Set the entries below down again, please. Match them exactly.

_Records to process_:
----------------

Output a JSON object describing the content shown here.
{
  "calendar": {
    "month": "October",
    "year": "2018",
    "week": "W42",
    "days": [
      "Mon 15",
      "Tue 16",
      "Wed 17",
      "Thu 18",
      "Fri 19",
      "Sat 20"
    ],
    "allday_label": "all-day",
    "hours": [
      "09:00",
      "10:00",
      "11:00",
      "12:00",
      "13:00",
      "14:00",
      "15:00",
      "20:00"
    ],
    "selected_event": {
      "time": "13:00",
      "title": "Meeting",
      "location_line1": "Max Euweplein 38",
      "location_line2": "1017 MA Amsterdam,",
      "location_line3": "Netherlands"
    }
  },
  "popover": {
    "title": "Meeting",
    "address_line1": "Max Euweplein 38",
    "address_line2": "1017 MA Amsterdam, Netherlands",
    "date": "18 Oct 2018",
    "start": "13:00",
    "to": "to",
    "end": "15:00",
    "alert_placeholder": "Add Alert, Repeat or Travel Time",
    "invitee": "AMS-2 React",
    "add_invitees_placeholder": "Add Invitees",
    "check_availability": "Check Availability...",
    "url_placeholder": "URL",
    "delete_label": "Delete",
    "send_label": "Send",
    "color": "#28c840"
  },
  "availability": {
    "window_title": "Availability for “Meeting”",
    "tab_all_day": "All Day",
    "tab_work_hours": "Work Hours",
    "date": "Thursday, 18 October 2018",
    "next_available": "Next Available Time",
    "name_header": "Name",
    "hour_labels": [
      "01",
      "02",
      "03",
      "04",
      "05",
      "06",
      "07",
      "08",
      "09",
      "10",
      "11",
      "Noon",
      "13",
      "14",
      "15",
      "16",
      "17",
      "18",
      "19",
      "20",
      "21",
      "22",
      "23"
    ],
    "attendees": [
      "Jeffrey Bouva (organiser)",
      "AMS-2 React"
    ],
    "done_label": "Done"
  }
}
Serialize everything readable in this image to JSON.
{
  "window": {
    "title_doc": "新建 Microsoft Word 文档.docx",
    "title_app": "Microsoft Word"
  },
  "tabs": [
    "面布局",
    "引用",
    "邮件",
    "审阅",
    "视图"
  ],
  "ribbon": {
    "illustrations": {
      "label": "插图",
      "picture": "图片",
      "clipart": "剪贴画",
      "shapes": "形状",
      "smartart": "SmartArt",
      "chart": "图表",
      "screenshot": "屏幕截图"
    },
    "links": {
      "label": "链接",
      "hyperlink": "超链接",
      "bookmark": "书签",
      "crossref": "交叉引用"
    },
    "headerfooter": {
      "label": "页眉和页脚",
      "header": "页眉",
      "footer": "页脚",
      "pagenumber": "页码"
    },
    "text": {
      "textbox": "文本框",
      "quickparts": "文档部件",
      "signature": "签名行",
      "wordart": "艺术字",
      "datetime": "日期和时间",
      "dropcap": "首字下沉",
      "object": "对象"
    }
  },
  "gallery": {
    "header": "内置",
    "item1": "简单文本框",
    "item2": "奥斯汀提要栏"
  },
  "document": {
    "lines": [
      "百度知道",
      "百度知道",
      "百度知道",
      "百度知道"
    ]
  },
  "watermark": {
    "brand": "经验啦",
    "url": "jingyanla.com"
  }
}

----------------

_Response area_:
Output a JSON object describing the content shown here.
{
  "calendar": {
    "month": "October",
    "year": "2018",
    "week": "W42",
    "days": [
      "Mon 15",
      "Tue 16",
      "Wed 17",
      "Thu 18",
      "Fri 19",
      "Sat 20"
    ],
    "allday_label": "all-day",
    "hours": [
      "09:00",
      "10:00",
      "11:00",
      "12:00",
      "13:00",
      "14:00",
      "15:00",
      "20:00"
    ],
    "selected_event": {
      "time": "13:00",
      "title": "Meeting",
      "location_line1": "Max Euweplein 38",
      "location_line2": "1017 MA Amsterdam,",
      "location_line3": "Netherlands"
    }
  },
  "popover": {
    "title": "Meeting",
    "address_line1": "Max Euweplein 38",
    "address_line2": "1017 MA Amsterdam, Netherlands",
    "date": "18 Oct 2018",
    "start": "13:00",
    "to": "to",
    "end": "15:00",
    "alert_placeholder": "Add Alert, Repeat or Travel Time",
    "invitee": "AMS-2 React",
    "add_invitees_placeholder": "Add Invitees",
    "check_availability": "Check Availability...",
    "url_placeholder": "URL",
    "delete_label": "Delete",
    "send_label": "Send",
    "color": "#28c840"
  },
  "availability": {
    "window_title": "Availability for “Meeting”",
    "tab_all_day": "All Day",
    "tab_work_hours": "Work Hours",
    "date": "Thursday, 18 October 2018",
    "next_available": "Next Available Time",
    "name_header": "Name",
    "hour_labels": [
      "01",
      "02",
      "03",
      "04",
      "05",
      "06",
      "07",
      "08",
      "09",
      "10",
      "11",
      "Noon",
      "13",
      "14",
      "15",
      "16",
      "17",
      "18",
      "19",
      "20",
      "21",
      "22",
      "23"
    ],
    "attendees": [
      "Jeffrey Bouva (organiser)",
      "AMS-2 React"
    ],
    "done_label": "Done"
  }
}
Serialize everything readable in this image to JSON.
{
  "window": {
    "title_doc": "新建 Microsoft Word 文档.docx",
    "title_app": "Microsoft Word"
  },
  "tabs": [
    "面布局",
    "引用",
    "邮件",
    "审阅",
    "视图"
  ],
  "ribbon": {
    "illustrations": {
      "label": "插图",
      "picture": "图片",
      "clipart": "剪贴画",
      "shapes": "形状",
      "smartart": "SmartArt",
      "chart": "图表",
      "screenshot": "屏幕截图"
    },
    "links": {
      "label": "链接",
      "hyperlink": "超链接",
      "bookmark": "书签",
      "crossref": "交叉引用"
    },
    "headerfooter": {
      "label": "页眉和页脚",
      "header": "页眉",
      "footer": "页脚",
      "pagenumber": "页码"
    },
    "text": {
      "textbox": "文本框",
      "quickparts": "文档部件",
      "signature": "签名行",
      "wordart": "艺术字",
      "datetime": "日期和时间",
      "dropcap": "首字下沉",
      "object": "对象"
    }
  },
  "gallery": {
    "header": "内置",
    "item1": "简单文本框",
    "item2": "奥斯汀提要栏"
  },
  "document": {
    "lines": [
      "百度知道",
      "百度知道",
      "百度知道",
      "百度知道"
    ]
  },
  "watermark": {
    "brand": "经验啦",
    "url": "jingyanla.com"
  }
}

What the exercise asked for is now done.